This first group is the first of the plant hormones to have been discovered. The thumbnail picture above shows a diagram of the chemical structure of indole-acetic acid, or IAA, the first naturally-occurring auxin to be discovered. In fact, the word "auxin" is derived from the Greek, auxein, meaning "to grow". Auxins figure prominently in the responses of plants to light and in root growth by stimulating cell elongation. When your windowsill plant leans towards the light, it is the effect of auxin that is causing that lean to occur. When technicians in a plant tissue culture lab wish to stimulate root production in a tissue sample growing in vitro (that is, "in glass", or in the test tube), they place it in a growing medium dominated by auxin. When produced by the terminal, or apical, bud on a plant, auxin can inhibit the growth of the lateral buds. This is what produces apical dominance, or the situation where the tip bud is stronger and grows faster than all the other growing points on the plant. Auxins produced by developing seeds influence and promote the development of fruit tissue. For example, if all developing seeds are removed from a young strawberry fruit, the fruit never matures. However, if such a fruit is treated with auxin, it goes on to develop and ripen normally. Because auxin stimulates root production, we make use of it by applying rooting compounds to cuttings in order to get them to root faster and better. These rooting compounds contain natural and/or synthetic auxin compounds.

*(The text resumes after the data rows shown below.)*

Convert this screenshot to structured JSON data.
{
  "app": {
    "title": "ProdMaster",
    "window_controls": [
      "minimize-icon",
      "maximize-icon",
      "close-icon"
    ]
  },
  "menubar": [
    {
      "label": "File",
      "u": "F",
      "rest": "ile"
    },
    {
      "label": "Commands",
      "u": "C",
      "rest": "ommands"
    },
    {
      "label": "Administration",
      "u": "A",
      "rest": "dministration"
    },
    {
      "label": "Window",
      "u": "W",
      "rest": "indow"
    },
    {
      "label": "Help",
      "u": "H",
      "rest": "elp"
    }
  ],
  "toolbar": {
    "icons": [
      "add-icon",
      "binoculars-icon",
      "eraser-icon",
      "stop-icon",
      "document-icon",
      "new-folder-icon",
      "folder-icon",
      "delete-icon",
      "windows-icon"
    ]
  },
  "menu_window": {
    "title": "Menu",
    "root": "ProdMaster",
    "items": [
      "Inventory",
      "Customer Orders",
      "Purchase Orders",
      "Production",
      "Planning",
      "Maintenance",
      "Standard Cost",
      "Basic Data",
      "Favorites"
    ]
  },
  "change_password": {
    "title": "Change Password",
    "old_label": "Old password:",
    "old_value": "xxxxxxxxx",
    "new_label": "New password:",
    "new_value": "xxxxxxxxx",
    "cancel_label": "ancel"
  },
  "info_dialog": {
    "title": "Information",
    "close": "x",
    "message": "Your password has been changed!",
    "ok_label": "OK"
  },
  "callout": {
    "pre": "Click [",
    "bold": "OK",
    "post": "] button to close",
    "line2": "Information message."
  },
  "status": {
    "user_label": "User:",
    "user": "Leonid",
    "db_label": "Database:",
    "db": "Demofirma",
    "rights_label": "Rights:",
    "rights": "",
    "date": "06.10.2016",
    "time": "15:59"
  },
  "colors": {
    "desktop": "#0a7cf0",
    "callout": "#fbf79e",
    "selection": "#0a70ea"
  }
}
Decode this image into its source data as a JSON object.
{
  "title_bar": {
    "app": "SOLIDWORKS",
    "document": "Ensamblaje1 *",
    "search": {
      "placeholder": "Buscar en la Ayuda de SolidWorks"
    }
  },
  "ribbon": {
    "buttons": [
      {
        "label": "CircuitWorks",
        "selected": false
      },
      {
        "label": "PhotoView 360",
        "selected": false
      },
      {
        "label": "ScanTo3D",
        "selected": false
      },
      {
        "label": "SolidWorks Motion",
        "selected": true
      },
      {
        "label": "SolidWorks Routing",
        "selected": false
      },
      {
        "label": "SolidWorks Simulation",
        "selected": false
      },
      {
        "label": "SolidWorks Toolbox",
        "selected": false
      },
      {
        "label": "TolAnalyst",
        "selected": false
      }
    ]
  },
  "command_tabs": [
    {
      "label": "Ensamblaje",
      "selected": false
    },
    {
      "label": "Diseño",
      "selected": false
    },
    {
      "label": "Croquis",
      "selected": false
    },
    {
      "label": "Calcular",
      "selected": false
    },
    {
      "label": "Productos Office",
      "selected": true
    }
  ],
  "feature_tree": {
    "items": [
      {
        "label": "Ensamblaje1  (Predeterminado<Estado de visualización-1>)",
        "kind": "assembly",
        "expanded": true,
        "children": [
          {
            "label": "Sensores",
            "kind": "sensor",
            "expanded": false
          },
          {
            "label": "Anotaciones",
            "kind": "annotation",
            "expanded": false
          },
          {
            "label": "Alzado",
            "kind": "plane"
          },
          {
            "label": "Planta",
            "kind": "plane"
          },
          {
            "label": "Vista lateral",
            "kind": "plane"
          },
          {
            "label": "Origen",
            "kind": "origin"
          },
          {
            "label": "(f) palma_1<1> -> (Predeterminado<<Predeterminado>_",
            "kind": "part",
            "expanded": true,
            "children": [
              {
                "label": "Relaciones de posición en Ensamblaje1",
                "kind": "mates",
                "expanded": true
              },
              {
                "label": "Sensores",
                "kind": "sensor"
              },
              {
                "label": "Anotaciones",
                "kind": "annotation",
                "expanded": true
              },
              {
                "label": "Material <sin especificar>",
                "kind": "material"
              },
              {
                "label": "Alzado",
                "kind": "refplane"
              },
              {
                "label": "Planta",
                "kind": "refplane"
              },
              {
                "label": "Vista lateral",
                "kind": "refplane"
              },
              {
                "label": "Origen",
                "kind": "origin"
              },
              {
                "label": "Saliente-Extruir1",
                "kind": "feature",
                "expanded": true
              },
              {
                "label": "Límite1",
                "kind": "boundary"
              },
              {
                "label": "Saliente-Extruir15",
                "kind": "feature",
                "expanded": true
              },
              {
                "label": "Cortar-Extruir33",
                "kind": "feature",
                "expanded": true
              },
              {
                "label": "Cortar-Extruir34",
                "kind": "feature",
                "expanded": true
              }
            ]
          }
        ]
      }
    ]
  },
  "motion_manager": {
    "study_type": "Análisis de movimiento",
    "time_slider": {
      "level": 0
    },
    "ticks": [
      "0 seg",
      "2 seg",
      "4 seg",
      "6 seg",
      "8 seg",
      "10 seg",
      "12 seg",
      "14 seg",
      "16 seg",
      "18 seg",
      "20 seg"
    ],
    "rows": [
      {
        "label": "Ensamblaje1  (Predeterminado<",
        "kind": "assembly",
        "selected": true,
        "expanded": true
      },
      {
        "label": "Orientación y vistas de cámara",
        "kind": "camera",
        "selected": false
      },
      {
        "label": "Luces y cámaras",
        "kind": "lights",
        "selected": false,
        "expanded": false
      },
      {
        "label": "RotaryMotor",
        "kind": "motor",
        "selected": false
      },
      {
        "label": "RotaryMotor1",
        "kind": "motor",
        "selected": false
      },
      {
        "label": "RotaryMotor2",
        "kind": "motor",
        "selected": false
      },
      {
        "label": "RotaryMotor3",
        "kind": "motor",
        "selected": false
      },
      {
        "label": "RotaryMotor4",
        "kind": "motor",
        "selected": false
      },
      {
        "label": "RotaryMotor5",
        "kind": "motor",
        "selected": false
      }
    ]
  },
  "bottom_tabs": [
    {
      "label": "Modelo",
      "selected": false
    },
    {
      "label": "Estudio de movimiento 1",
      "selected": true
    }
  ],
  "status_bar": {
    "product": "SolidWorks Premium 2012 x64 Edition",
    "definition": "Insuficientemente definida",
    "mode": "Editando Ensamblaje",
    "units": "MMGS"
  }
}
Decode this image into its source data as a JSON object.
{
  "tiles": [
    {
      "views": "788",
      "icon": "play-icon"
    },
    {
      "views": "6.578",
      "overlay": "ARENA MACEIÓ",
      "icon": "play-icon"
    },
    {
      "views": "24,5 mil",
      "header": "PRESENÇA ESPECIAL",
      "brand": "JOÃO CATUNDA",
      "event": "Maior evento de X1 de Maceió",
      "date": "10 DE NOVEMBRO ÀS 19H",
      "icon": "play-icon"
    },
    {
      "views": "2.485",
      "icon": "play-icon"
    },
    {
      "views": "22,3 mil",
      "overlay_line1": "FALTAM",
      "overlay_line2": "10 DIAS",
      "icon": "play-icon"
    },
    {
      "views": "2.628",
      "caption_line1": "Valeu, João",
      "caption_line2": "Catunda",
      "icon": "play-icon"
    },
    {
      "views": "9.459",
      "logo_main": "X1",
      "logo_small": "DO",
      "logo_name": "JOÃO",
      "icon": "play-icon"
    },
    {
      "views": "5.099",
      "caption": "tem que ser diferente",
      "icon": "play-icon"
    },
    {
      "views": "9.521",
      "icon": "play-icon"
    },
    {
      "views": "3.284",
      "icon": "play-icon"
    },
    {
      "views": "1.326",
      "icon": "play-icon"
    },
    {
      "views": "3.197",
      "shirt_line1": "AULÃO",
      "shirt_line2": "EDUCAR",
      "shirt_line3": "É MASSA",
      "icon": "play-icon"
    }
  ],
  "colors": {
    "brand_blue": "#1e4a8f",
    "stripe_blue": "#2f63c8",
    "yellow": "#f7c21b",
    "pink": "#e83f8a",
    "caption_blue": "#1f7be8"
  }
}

These compounds promote cell division, which is also known as cytokinesis. Because of this, the first cytokinin discovered was named kinetin. Interestingly, kinetin is not known to be present in plants, although a cytokinin with a similar chemical structure, known as zeatin, is found commonly in plants. Zeatin was so named because it was first found in Zea mays, or corn.
Kinetin was isolated from herring sperm (of all places!) in 1955, and the compound now called zeatin was isolated from corn in 1961. Since then, over 200 natural and synthetic cytokinins are now known.
The primary functions of cytokinins are the stimulation of cell division and the promotion of bud development. Plant tissue culture labs use cytokinins to stimulate shoot production in test tube tissue masses. Auxins and cytokinins work together; just a change in the ratio of one to the other is all that is necessary to determine whether roots or shoots will develop in a plant tissue sample. Micropropagation, or plant tissue culture, labs utilize this information to formulate various media for the growth of little shoots and roots in the test tube. Leaf expansion resulting from the enlargement of cells is also a function of cytokinins.
This group of compounds was discovered as a result of a search for the cause for a plant disease. Infected rice seedlings elongated 'foolishly" and produced poorly developed grain, or none at all. A study of this problem in 1926 ultimately resulted in the discovery that a bioactive compound produced by the infecting fungus was responsible for the effect seen in the seedlings. The fungus was Gibberella and the name given to the original extract isolated was "gibberellin".
Subsequent studies showed that this extract was not a single compound, but a group of related compounds. These have since been found to occur naturally in plants, and now at least 126 different gibberellins are known. The most familiar is known as gibberellic acid, or GA3. The "3" came because in the early days, new gibberellins were numbered according to the order in which they were discovered. Gibberellin A3 was the third one, and was the same as gibberellic acid.
Gibberellins act by stimulating cell division and elongation. When applied to a plant, they will cause the plant to grow taller than it would if it had not been treated. These compounds can also break dormancy in some plant seeds requiring cold treatment or light to induce germination, and can delay the death or senescence of leaves and citrus fruits.
Image credit: Public Domain image